The LGBTQ community often experiences outing from other individuals; their reputation can be used against them. In this case, their partners will tell everyone of their gender, whether they are lesbian, gay, bisexual, transgender or questioning.

Moreover, minority stress, socialization, and marketing are different types of stress directed toward the community.

“It’s even worse when you’re LGBTQ because not only do you have to feel the issues of whether you are female, black, Hispanic but you have other minority statuses. It further compounds the issue,” said Montalvo.

Furthermore, doctor visitations are a serious matter with the LGBTQ community. Individuals do not feel comfortable talking to their doctors about health issues due to their gender. This is referred to as “cultural confidence.”

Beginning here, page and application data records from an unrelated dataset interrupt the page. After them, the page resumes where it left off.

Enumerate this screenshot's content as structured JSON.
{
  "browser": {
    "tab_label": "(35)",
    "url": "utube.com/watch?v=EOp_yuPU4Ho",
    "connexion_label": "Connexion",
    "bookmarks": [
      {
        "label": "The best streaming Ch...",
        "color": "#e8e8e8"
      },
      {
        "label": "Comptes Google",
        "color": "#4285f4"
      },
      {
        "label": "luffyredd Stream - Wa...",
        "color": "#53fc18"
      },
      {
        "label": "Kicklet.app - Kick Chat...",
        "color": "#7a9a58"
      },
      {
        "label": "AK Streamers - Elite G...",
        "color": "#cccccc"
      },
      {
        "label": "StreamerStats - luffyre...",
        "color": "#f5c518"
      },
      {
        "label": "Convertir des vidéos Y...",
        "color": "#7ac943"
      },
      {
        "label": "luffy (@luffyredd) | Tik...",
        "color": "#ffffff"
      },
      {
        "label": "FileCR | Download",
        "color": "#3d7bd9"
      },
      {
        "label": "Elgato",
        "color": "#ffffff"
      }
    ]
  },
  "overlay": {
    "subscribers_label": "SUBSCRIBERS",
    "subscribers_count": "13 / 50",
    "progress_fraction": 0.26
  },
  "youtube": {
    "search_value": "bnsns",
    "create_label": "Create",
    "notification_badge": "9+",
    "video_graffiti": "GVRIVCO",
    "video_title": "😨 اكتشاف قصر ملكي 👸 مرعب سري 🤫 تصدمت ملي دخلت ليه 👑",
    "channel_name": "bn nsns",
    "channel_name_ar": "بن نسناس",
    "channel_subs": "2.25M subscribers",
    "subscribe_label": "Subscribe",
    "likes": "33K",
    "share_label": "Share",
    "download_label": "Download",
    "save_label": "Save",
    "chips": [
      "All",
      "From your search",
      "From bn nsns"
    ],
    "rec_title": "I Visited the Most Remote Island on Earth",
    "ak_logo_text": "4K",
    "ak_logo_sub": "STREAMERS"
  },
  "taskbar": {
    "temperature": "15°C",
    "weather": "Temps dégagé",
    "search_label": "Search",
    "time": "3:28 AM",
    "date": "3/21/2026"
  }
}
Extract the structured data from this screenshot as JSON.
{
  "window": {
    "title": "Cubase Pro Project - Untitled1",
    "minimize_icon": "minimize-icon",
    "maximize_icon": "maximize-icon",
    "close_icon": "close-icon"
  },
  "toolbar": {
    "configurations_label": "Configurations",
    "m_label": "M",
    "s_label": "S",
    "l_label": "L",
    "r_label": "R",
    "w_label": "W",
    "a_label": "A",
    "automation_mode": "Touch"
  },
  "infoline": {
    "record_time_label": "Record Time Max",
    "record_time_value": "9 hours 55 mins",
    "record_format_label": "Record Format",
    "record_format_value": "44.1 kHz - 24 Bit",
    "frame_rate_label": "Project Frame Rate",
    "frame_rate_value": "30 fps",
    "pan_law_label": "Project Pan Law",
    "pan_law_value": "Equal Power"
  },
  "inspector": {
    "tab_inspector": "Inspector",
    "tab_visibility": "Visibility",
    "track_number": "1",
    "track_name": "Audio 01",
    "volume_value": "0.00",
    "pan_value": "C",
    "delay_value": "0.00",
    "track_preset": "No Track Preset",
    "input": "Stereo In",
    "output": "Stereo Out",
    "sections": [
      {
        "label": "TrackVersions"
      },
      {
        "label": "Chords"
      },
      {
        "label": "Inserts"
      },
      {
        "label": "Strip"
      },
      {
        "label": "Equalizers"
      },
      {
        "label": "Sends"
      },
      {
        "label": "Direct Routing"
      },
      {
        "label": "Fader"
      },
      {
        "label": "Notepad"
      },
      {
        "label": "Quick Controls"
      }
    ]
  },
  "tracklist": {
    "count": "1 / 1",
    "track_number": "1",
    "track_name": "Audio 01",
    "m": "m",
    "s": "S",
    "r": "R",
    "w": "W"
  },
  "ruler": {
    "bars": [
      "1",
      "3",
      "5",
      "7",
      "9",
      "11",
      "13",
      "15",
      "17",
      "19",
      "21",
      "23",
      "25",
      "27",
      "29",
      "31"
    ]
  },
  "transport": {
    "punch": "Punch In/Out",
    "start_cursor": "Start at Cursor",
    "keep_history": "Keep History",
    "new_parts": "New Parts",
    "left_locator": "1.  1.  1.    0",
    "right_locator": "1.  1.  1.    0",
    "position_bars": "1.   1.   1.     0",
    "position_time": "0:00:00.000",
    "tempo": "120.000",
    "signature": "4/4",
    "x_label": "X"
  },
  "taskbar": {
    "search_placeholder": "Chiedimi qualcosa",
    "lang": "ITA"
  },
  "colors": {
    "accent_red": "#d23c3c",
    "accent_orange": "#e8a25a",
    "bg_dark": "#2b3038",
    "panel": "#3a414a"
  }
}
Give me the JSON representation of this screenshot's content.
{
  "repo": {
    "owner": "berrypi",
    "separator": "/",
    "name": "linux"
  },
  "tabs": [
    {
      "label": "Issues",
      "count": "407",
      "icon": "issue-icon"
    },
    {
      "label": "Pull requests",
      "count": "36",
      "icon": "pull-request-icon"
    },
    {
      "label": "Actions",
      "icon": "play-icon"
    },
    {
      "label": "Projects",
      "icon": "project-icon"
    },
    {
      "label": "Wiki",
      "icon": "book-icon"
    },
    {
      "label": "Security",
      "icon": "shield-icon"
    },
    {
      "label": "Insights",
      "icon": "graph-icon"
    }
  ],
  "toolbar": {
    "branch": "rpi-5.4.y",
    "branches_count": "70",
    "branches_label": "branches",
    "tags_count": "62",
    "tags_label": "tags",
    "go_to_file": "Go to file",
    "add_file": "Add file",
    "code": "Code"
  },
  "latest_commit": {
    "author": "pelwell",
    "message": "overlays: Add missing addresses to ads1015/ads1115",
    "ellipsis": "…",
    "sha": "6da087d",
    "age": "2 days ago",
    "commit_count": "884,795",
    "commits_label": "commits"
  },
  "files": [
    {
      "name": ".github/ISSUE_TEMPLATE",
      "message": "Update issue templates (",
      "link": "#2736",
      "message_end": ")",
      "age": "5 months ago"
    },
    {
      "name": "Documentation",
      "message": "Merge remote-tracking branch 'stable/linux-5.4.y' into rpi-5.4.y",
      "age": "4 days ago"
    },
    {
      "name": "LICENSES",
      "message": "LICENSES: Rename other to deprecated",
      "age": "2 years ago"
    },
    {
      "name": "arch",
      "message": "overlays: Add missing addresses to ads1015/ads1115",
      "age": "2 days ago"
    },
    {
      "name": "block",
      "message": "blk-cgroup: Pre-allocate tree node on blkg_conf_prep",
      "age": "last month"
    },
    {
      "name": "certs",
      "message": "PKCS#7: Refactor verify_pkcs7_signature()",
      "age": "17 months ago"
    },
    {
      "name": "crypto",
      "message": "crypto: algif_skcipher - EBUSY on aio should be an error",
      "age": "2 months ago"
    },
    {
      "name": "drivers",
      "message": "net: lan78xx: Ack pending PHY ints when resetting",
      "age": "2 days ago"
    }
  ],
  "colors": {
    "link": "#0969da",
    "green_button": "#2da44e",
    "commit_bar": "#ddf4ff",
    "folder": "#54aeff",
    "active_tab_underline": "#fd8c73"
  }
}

“When you go a doctor’s office, you are expecting that from them, but the issue with the LGBTQ community is that they’ll go to the doctor and they won’t come out to them because of the minority stress. They are scared. They have that stigma. But if you don’t come out to your doctor, then your doctor doesn’t know what they have to treat,” said Montalvo.

Oddly enough, there are still some doctors who still don’t understand the LGBTQ community. According to Montalvo, a transgender individual will spend half of his or her appointment simply explaining what it means to be transgender.

Many students believed to best help the LGBTQ community, people can change their perspectives on the community. Also, doctors and nurses can receive more training, rainbow stickers can be displayed in more places than one, more LGBTQ safe spaces can be around campuses, and speaking up to doctors and professors being addressed of the issue.

“At the end of the day, we are the strongest advocates. You have to fight for yourself. You have to be an ally. If you are not LGBTQ, then at least be an ally,” said Montalvo.

After the discussion, a raffle occurred where the winner won a rainbow-colored basket filled with candy goody bags, a rainbow decorated tumbler bottle, flags, and two educational books on the LGBTQ community.

Students enjoyed their time spent at the event. Some came to support the community while others were simply interested.

“I think I learned more about the gender side about the disparity,” said senior Gabi Wilder.

“I think it was very well decorated. I am glad that they had it at all really, and I am glad that it was in Stroud because that is kind of like a central location for people,” said sophomore Caity Stout.

“I believe to be a really big advocate for the LGBTQ community, so any chance I get to gain or spread my own knowledge I go to it, I show up,” said sophomore Ben Ace.

Email Edita at:

Be the first to comment

Leave a Reply

Your email address will not be published.